**** Data excerpts ****

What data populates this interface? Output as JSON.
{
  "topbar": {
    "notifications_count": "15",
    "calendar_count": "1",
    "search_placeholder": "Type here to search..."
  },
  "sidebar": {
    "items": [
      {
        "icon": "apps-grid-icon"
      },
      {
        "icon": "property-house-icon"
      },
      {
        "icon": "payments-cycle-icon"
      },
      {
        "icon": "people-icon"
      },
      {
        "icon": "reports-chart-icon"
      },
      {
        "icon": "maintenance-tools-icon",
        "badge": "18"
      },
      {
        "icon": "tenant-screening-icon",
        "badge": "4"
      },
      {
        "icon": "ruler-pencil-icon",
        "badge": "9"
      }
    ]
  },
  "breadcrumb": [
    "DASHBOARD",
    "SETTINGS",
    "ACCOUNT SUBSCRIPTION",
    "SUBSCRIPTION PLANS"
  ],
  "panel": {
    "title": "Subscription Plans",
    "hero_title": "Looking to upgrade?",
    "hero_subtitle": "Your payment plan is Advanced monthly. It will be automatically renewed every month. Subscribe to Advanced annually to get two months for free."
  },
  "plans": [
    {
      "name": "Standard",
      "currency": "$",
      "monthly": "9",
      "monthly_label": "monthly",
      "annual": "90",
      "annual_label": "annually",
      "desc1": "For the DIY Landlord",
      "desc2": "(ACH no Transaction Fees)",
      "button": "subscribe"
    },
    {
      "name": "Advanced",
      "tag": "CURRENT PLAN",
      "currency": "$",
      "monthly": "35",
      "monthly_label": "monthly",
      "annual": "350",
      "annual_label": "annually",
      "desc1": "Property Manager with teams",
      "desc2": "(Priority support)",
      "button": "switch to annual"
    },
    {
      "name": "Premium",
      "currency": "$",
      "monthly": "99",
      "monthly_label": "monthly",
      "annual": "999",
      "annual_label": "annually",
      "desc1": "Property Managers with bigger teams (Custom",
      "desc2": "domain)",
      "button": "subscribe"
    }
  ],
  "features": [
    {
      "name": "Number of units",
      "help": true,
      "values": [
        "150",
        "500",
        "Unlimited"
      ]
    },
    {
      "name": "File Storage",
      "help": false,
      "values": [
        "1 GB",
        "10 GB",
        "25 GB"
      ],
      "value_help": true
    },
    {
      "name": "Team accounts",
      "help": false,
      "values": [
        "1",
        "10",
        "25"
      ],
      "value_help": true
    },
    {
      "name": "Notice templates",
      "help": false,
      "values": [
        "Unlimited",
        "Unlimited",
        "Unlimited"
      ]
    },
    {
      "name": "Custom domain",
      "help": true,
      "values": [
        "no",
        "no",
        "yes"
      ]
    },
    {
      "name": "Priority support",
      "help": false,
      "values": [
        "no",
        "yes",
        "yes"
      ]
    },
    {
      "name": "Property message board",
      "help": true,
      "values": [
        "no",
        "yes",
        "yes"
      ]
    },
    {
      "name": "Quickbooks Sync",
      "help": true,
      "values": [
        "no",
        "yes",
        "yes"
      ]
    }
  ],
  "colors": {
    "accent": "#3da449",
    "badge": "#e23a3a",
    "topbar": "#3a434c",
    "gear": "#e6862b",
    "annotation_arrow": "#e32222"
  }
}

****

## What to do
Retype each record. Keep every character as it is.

## Output for this exercise
What data populates this interface? Output as JSON.
{
  "topbar": {
    "notifications_count": "15",
    "calendar_count": "1",
    "search_placeholder": "Type here to search..."
  },
  "sidebar": {
    "items": [
      {
        "icon": "apps-grid-icon"
      },
      {
        "icon": "property-house-icon"
      },
      {
        "icon": "payments-cycle-icon"
      },
      {
        "icon": "people-icon"
      },
      {
        "icon": "reports-chart-icon"
      },
      {
        "icon": "maintenance-tools-icon",
        "badge": "18"
      },
      {
        "icon": "tenant-screening-icon",
        "badge": "4"
      },
      {
        "icon": "ruler-pencil-icon",
        "badge": "9"
      }
    ]
  },
  "breadcrumb": [
    "DASHBOARD",
    "SETTINGS",
    "ACCOUNT SUBSCRIPTION",
    "SUBSCRIPTION PLANS"
  ],
  "panel": {
    "title": "Subscription Plans",
    "hero_title": "Looking to upgrade?",
    "hero_subtitle": "Your payment plan is Advanced monthly. It will be automatically renewed every month. Subscribe to Advanced annually to get two months for free."
  },
  "plans": [
    {
      "name": "Standard",
      "currency": "$",
      "monthly": "9",
      "monthly_label": "monthly",
      "annual": "90",
      "annual_label": "annually",
      "desc1": "For the DIY Landlord",
      "desc2": "(ACH no Transaction Fees)",
      "button": "subscribe"
    },
    {
      "name": "Advanced",
      "tag": "CURRENT PLAN",
      "currency": "$",
      "monthly": "35",
      "monthly_label": "monthly",
      "annual": "350",
      "annual_label": "annually",
      "desc1": "Property Manager with teams",
      "desc2": "(Priority support)",
      "button": "switch to annual"
    },
    {
      "name": "Premium",
      "currency": "$",
      "monthly": "99",
      "monthly_label": "monthly",
      "annual": "999",
      "annual_label": "annually",
      "desc1": "Property Managers with bigger teams (Custom",
      "desc2": "domain)",
      "button": "subscribe"
    }
  ],
  "features": [
    {
      "name": "Number of units",
      "help": true,
      "values": [
        "150",
        "500",
        "Unlimited"
      ]
    },
    {
      "name": "File Storage",
      "help": false,
      "values": [
        "1 GB",
        "10 GB",
        "25 GB"
      ],
      "value_help": true
    },
    {
      "name": "Team accounts",
      "help": false,
      "values": [
        "1",
        "10",
        "25"
      ],
      "value_help": true
    },
    {
      "name": "Notice templates",
      "help": false,
      "values": [
        "Unlimited",
        "Unlimited",
        "Unlimited"
      ]
    },
    {
      "name": "Custom domain",
      "help": true,
      "values": [
        "no",
        "no",
        "yes"
      ]
    },
    {
      "name": "Priority support",
      "help": false,
      "values": [
        "no",
        "yes",
        "yes"
      ]
    },
    {
      "name": "Property message board",
      "help": true,
      "values": [
        "no",
        "yes",
        "yes"
      ]
    },
    {
      "name": "Quickbooks Sync",
      "help": true,
      "values": [
        "no",
        "yes",
        "yes"
      ]
    }
  ],
  "colors": {
    "accent": "#3da449",
    "badge": "#e23a3a",
    "topbar": "#3a434c",
    "gear": "#e6862b",
    "annotation_arrow": "#e32222"
  }
}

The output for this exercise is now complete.